Web page and app entries

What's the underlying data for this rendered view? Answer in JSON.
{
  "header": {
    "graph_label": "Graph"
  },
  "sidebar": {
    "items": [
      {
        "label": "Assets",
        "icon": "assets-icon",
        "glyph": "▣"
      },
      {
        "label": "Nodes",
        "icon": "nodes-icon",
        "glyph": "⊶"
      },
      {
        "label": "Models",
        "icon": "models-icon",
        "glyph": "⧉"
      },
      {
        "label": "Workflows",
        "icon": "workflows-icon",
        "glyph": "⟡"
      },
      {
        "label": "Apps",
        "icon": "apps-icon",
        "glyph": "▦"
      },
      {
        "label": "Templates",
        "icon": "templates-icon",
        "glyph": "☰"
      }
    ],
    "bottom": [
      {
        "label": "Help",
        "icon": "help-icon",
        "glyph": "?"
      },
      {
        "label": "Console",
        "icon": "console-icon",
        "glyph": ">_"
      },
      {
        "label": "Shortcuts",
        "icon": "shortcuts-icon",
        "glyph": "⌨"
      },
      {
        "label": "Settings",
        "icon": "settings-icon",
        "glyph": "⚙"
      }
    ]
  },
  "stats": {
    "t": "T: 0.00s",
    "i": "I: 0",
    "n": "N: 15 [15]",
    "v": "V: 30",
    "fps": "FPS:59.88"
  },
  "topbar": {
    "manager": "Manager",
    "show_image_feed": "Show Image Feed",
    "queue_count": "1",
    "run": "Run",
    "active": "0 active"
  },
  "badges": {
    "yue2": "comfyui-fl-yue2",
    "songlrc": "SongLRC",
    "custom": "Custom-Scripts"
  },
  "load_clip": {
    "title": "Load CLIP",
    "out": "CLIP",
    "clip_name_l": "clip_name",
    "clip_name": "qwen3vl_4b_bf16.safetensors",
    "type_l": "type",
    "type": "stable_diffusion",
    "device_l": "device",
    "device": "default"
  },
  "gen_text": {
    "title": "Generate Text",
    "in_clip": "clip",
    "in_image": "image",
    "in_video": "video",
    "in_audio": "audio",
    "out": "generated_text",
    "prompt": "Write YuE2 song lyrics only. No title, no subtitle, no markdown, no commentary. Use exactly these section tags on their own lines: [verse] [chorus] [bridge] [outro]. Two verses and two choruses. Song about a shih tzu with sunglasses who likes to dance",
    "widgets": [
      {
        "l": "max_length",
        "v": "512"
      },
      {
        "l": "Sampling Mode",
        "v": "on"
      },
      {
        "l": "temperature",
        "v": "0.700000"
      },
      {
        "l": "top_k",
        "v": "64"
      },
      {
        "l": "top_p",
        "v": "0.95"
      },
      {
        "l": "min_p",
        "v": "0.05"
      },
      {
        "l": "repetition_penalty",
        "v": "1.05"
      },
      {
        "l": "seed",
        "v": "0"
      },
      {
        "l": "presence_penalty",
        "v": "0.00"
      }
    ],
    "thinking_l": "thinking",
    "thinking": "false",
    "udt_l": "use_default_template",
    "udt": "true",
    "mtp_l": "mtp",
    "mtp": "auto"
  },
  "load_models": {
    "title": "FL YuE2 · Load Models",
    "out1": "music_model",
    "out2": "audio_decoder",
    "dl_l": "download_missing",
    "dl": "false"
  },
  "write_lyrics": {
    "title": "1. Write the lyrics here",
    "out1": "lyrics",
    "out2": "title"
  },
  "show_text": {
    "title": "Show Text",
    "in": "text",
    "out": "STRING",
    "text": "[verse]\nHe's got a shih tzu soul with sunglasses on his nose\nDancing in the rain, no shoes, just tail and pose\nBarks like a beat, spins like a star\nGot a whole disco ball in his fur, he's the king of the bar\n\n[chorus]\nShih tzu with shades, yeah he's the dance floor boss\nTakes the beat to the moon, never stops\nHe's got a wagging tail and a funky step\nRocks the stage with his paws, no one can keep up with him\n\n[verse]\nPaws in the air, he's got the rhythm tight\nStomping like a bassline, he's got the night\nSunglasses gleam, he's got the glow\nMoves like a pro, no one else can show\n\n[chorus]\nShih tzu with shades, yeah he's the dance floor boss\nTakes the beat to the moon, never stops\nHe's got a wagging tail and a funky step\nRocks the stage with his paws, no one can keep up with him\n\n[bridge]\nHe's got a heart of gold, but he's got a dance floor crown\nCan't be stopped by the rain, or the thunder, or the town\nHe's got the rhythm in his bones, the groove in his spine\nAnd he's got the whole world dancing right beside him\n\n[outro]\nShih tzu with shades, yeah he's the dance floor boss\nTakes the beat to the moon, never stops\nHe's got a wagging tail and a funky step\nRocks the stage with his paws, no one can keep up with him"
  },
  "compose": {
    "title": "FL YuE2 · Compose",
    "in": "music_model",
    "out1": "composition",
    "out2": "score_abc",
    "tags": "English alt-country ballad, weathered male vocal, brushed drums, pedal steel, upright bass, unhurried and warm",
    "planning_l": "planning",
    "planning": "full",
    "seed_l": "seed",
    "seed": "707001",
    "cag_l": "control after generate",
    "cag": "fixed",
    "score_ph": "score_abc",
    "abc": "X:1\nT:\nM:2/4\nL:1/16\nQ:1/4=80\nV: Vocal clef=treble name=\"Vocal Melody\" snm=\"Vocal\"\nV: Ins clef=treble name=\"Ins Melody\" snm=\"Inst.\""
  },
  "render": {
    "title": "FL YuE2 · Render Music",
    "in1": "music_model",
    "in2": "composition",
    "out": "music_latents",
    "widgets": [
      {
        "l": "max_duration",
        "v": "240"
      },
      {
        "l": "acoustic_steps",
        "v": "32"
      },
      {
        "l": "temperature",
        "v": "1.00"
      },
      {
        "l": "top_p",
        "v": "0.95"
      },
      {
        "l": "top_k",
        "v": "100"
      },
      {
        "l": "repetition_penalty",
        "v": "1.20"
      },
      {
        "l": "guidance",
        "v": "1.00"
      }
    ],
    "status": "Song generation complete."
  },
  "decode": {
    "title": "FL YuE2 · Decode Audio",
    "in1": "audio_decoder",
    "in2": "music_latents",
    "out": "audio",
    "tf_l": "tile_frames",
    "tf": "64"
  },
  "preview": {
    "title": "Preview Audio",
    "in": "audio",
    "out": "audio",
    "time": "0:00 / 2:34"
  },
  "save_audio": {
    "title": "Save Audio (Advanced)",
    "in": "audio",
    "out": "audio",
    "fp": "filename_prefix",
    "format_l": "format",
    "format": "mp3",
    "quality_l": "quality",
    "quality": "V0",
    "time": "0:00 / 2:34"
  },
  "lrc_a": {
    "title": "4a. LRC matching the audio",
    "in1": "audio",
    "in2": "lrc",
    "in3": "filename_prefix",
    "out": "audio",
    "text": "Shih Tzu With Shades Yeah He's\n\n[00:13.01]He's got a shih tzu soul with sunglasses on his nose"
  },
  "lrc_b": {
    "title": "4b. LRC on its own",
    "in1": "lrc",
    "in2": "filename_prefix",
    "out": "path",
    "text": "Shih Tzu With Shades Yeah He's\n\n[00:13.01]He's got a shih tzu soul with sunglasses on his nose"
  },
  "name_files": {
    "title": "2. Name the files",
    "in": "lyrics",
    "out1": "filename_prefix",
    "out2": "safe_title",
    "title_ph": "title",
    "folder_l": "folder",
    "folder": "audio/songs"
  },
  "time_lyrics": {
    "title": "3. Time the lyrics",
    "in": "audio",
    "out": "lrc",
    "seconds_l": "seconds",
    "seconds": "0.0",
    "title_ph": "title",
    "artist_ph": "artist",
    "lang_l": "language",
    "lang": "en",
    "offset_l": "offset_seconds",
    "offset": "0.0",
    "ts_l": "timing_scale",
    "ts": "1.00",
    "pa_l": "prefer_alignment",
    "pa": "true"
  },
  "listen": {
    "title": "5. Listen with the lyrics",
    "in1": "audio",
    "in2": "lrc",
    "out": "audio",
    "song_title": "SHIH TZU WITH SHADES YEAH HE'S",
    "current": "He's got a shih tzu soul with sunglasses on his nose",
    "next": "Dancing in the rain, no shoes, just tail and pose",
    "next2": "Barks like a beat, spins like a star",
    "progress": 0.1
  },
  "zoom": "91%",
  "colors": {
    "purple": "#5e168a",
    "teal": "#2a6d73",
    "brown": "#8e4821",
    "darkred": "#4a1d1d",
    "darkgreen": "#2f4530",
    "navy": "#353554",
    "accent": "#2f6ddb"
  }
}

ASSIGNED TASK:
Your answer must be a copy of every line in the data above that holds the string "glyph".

TASK ANSWER:
        "glyph": "▣"
        "glyph": "⊶"
        "glyph": "⧉"
        "glyph": "⟡"
        "glyph": "▦"
        "glyph": "☰"
        "glyph": "?"
        "glyph": ">_"
        "glyph": "⌨"
        "glyph": "⚙"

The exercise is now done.